Feel free to alter this template to your needs. Or come up with something completely different. However, do come up with a plan of your own. That is crucial to your success!
Initially, you aren't going to look for a job. You are simply going to learn what requirements employers are looking for from candidates. Add any requirements to your journal (next) as potential subjects to learn.
At the start of your data science quest, much of the terms will be foreign to you. It will be like learning a new language. If you don't record the terms when you see them, you won't remember where you referenced them. This will slow down your learning.
When you see a term that seems important, write it down in your journal. Feel free to keep an electronic journal. Just make sure you use it and refer to it.
Data science is one of the hottest fields right now. It's so hot, in fact, that more training sites are appearing with increasing frequency. This is both good and bad. It's good as you have more options and it's bad because, well you have more options!
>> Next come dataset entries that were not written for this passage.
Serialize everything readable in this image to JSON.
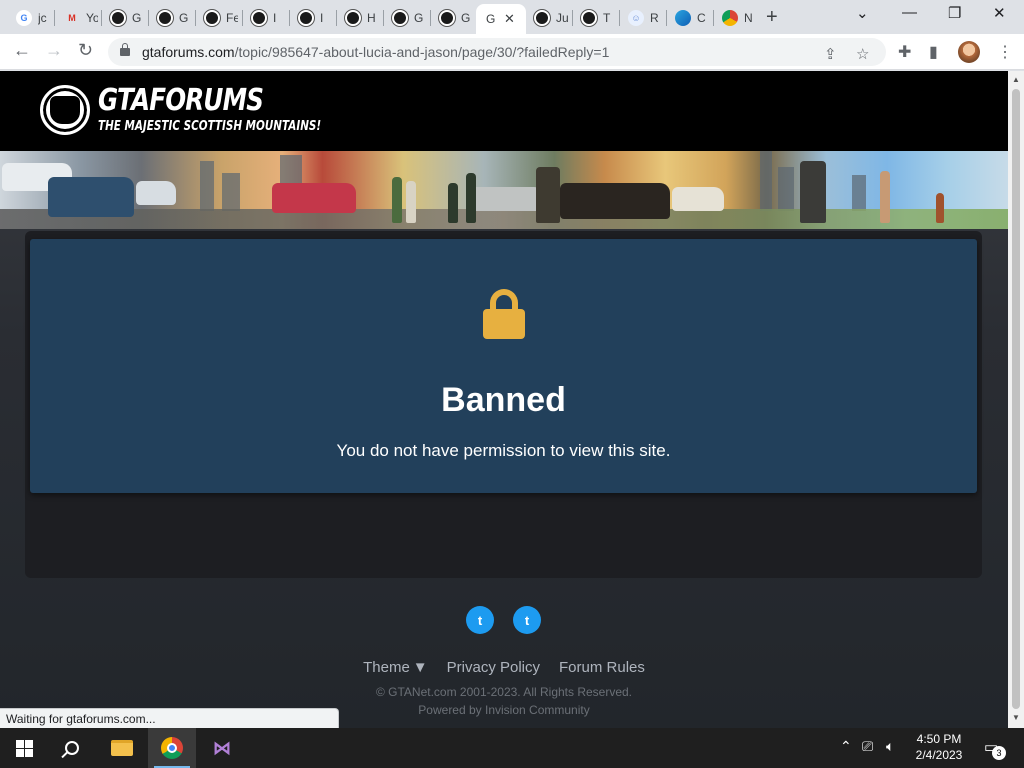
{
  "browser": {
    "tabs": [
      {
        "label": "jc",
        "favicon": "google-icon"
      },
      {
        "label": "Yo",
        "favicon": "gmail-icon"
      },
      {
        "label": "G",
        "favicon": "gtaforums-icon"
      },
      {
        "label": "G",
        "favicon": "gtaforums-icon"
      },
      {
        "label": "Fe",
        "favicon": "gtaforums-icon"
      },
      {
        "label": "I",
        "favicon": "gtaforums-icon"
      },
      {
        "label": "I",
        "favicon": "gtaforums-icon"
      },
      {
        "label": "H",
        "favicon": "gtaforums-icon"
      },
      {
        "label": "G",
        "favicon": "gtaforums-icon"
      },
      {
        "label": "G",
        "favicon": "gtaforums-icon"
      },
      {
        "label": "G",
        "favicon": "google-icon",
        "active": true
      },
      {
        "label": "Ju",
        "favicon": "gtaforums-icon"
      },
      {
        "label": "T",
        "favicon": "gtaforums-icon"
      },
      {
        "label": "R",
        "favicon": "reddit-icon"
      },
      {
        "label": "C",
        "favicon": "edge-icon"
      },
      {
        "label": "N",
        "favicon": "chrome-icon"
      }
    ],
    "new_tab": "+",
    "window_controls": {
      "list": "⌄",
      "minimize": "—",
      "restore": "❐",
      "close": "✕"
    },
    "url_host": "gtaforums.com",
    "url_path": "/topic/985647-about-lucia-and-jason/page/30/?failedReply=1",
    "nav": {
      "back": "←",
      "forward": "→",
      "reload": "↻"
    },
    "status_text": "Waiting for gtaforums.com..."
  },
  "site": {
    "logo_title": "GTAFORUMS",
    "logo_subtitle": "THE MAJESTIC SCOTTISH MOUNTAINS!",
    "ban_card": {
      "icon": "padlock-icon",
      "title": "Banned",
      "message": "You do not have permission to view this site."
    },
    "social": [
      {
        "name": "twitter-icon",
        "glyph": "t"
      },
      {
        "name": "twitter-icon",
        "glyph": "t"
      }
    ],
    "footer_links": [
      "Theme",
      "Privacy Policy",
      "Forum Rules"
    ],
    "copyright": "© GTANet.com 2001-2023. All Rights Reserved.",
    "powered": "Powered by Invision Community"
  },
  "taskbar": {
    "time": "4:50 PM",
    "date": "2/4/2023",
    "notification_count": "3",
    "colors": {
      "accent": "#76b9ed",
      "card": "#22405b",
      "lock": "#e7b040"
    }
  }
}
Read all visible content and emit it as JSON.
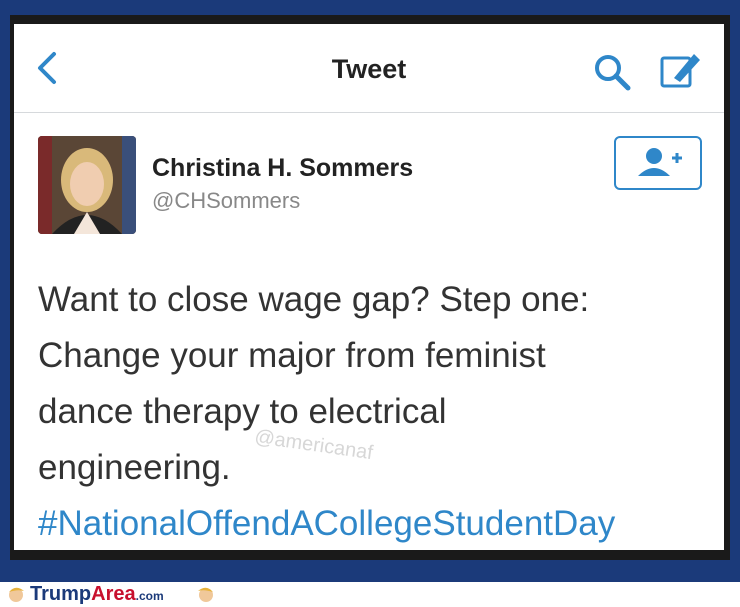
{
  "header": {
    "title": "Tweet"
  },
  "user": {
    "display_name": "Christina H. Sommers",
    "handle": "@CHSommers"
  },
  "tweet": {
    "line1": "Want to close wage gap? Step one:",
    "line2": "Change your major from feminist",
    "line3": "dance therapy to electrical",
    "line4": "engineering.",
    "hashtag": "#NationalOffendACollegeStudentDay"
  },
  "watermark": "@americanaf",
  "footer": {
    "brand_trump": "Trump",
    "brand_area": "Area",
    "brand_com": ".com"
  },
  "colors": {
    "accent": "#2f87c9",
    "frame": "#1b3a7a"
  },
  "icons": [
    "back-chevron-icon",
    "search-icon",
    "compose-icon",
    "add-user-icon",
    "avatar-photo"
  ]
}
Readers of this website know I love the R language. It wasn't an easy migration, as I come from a Java/C/C# background. R is completely different than these languages, and with good reason: it is meant for statisticians. However, it comes with great sadness to state that the popularity of the R language is fading in the data analysis circles. Python is winning all the battles against R, and is likely to be declared the winner of the war of programming lanuages.
Having said this, it's time for you to learn Python, if you haven't already embarked on that journey. There's just no getting around it at this point. The industry has spoken and Python is the victor!
The good news is Python is quite easy to learn. If you already know languages such Java and C, then Python will be no effort for you to learn. If you have no programming languages under your belt, Python is one of the better langauges to start with as it is easy to pick quickly. Now, if R was your first language, then learning Python is still possible, but you need to shift your mindset away from how R works. There are some similarities here and there, but it is a bit of a relearning process.
Now that you know that learning Python is mandatory for data science, there's more good news. You have great resources available to get you started, and they're free. WooHoo!
Start with Kaggle. The website offers a free mini course in Python that will teach you much of what you need to know to get started with the language. You won't become an expert, but you will be capable of understanding many of the tutorials you find after you complete the course.
The next course I highly recommend is the Experiments With Data course from Analytics Vidhya. It goes through how to explore data including hypothesis generation and modeling. It's a great introductory course.
For both Kaggle and Analytics Vidhya, you will need to sign up for access to these courses.
The following is another good resource, one where you don't even need to sign up. It's called the Hitchhiker's Guide to Python.
One more thing...
Don't pay for a Python course. It's not necessary. I have seen websites charging hundreds of dollars for an intro to Python course. My thinking is these folks are smoking some whacky weed. They are catering to those who don't know any better. Seriously, do a search on YouTube if you have to. There are plenty of tutorials there that can get you up to speed.
There are many facets to data science. Don't expect to grasp the concepts immediately and don't beat yourself up when you don't. Another stronger word that you may want to apply is persistence. It's like repetition, but it will come in handy when you let that repetition slip on occasion.
Take it slow, but be consistent (yet another word). It's better to work fifteen or twenty minutes per day rather than marathon sessions one day and forget about it for weeks.
James is a data science writer who has several years' experience in writing and technology. He helps others who are trying to break into the technology field like data science. If this is something you've been trying to do, you've come to the right place. You'll find resources to help you accomplish this.